So I told her about my ritual and asked her if she wanted to include Morning Glory on her list in the future. She said yes. So I wrote down the recipe and gave it to her.

It was just one of those serendipitous moments that are kind of cool when they happen.

The Show

Lizz started the show with five Ella Fitzgerald covers. Then she did a Nina Simone cover called, “Seems I’m Never Tired Of Loving You”:

She sang “Old Man”, a Neil Young classic which she also likes to work into her set list on every show.

Then she did “Somewhere Down The Mystic”, and “Salt”, two of the songs she wrote herself.

Finally for her encore song, she sang Roberta Flack‘s song, “The First Time Ever I Saw Your Face”.

I really enjoyed the whole evening and I sat in wonder and awe at the hours and hours of practice they both must surely have spent learning the songs, individually and together, to be able to sing and play them so flawlessly and beautifully.

And her repertoire reveals her eclectic nature and amazing versatility.

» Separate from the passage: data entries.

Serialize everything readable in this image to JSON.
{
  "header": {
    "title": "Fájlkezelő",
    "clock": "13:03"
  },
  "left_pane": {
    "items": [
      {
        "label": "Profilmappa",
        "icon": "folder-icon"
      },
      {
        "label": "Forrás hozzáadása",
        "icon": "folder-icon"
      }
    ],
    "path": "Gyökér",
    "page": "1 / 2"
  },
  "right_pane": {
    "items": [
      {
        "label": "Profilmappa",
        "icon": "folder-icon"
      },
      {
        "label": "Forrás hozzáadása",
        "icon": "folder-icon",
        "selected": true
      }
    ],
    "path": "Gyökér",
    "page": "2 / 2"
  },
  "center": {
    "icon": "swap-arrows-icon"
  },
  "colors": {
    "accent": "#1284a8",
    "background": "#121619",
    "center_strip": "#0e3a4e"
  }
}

I also was happy to listen to Lizz sing with just the piano accompaniment, for a change, in lieu of hearing her sing with her band.

But whether she is singing acapella (“Amazing Grace“), or with her band (scroll down to “Hit the Ground“), or just the piano (“Painted Sky“), or with an orchestra (” ‘S Wonderful “), or even with just a drum (scroll way down to “Nature Boy” with River Guerguerian), her voice IS the music to me.

She is a natural phenomenon.    (I saw this picture on her FB page sometime ago. I believe she took this creative selfie. I thought it was worth sharing here.)

Recent “Aurora Borealizz” sighting!

She is a National Treasure.

There is some element within the nature of her voice that holds me captive and has me heartless in Seattle.

I have identified that element.

Someday the Scientific World will thank me for that, after adding her to the Periodic Table of the Elements.

Her symbol will be…….LiZ2.

💖

 

P.S. Btw, I previously identified two other new elements: BaNa2 and CoF2E2.

One is found in tropical climates. The other is found on many street corners.  😉

You Might Also Like

No Comments

Leave a Reply